Its banks also provide a multitude of opportunities for running hiking, and biking, especially along paved trails from Utah Lake to Vivian Park and in Midway in the Heber Valley.
The Provo River is also classified as a high quality water by the State of Utah. It is a source of drinking water for many municipalities. With a little treatment, the water from the river is safe for consumption by residents in many cities, including Orem.
In 1996, the City of Orem established the storm water utility. This entity was formed to establish the means to handle storm water runoff through a system of conveyances and sumps.
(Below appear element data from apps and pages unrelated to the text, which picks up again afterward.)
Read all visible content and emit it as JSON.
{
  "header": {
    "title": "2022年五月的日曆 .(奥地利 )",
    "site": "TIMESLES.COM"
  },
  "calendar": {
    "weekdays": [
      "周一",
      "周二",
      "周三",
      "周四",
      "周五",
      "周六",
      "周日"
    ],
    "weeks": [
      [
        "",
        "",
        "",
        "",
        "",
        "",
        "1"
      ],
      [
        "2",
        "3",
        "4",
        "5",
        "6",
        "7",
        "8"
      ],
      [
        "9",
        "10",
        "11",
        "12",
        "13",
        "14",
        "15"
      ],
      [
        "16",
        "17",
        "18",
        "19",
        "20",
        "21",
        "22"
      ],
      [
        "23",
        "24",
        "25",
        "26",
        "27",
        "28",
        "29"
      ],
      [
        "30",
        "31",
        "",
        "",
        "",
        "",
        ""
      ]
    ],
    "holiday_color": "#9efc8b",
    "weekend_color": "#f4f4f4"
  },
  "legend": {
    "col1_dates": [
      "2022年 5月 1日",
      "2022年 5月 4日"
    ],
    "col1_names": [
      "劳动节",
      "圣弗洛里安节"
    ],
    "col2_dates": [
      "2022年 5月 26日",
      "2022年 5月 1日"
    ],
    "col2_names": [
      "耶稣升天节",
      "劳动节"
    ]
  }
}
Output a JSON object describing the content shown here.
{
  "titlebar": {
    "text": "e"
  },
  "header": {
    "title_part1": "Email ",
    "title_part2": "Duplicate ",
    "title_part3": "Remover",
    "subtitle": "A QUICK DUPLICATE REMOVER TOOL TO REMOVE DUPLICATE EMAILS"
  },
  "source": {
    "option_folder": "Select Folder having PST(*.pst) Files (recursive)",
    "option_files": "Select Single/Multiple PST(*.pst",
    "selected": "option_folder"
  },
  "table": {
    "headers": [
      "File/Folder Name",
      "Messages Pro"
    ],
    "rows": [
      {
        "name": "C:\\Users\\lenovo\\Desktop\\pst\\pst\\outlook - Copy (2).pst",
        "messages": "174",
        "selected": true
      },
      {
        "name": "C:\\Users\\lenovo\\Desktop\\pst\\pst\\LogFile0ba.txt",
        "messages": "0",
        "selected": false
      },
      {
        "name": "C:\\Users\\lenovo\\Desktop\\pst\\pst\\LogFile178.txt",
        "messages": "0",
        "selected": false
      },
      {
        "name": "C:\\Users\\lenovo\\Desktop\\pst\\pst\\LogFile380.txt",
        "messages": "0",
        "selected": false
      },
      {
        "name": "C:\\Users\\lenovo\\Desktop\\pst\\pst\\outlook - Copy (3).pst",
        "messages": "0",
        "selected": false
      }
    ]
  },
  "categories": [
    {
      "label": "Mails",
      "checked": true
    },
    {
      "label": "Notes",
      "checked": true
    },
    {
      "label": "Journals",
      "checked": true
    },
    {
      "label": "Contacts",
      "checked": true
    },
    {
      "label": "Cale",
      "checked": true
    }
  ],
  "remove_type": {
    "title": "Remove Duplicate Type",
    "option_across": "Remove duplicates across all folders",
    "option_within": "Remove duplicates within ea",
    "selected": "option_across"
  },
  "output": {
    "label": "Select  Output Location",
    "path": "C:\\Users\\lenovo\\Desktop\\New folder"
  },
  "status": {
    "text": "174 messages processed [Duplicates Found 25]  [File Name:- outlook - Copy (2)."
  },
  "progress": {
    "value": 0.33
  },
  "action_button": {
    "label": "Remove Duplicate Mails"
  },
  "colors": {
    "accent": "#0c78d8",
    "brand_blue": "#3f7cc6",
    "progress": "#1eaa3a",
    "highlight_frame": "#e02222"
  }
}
This system is not only meant to dissipate the quantity of storm water runoff from rainstorms and snow melt, it is also in place to minimize the negative impacts to water bodies from harmful pollutants that can accompany storm water flows.
For these reasons and more, the Provo River deserves protection, Our City Storm Water Utility has included several items in our Storm Water Management Plan that aim at keeping the Provo River in good shape. Construction sites within 500 feet of the river are inspected more frequently. Also all storm water outfalls that drain into the Provo River are inspected annually and sampled regularly to confirm that discharges are as clean as they can be. These areas close to the Provo River are also included in our high priority area for illicit discharge detection activities.
All in all, we strive to keep the River clean. If you see something that could be a hazard or could endanger the quality of the water in the Provo River, give us a call or send us an email. We want to preserve the Provo River as a safe source water and a great location for fishing, tubing, walking, running and biking.
To learn more, visit any of these:
- The leaves are a safety hazard. Because there is no way of knowing the road conditions under the leaves, bicyclists that use this route are forced to go out into the driving lanes to pass this obstacle.
- The leaves can block storm drains. Try watching a storm drain inlet covered in leaves in a rain storm. It only takes a few leaves to back up the water into a large puddle. This creates nuisance flooding and can potentially cause an additional safety hazard. It can even lead to property damage.
- Water quality can also be affected by the accumulation of decayed leaves in storm drains. Storm water is not treated before it is discharged into Utah Lake, the Provo River or our groundwater, so the concentration of nutrients in the leaves have the potential to contribute to algae blooms next summer.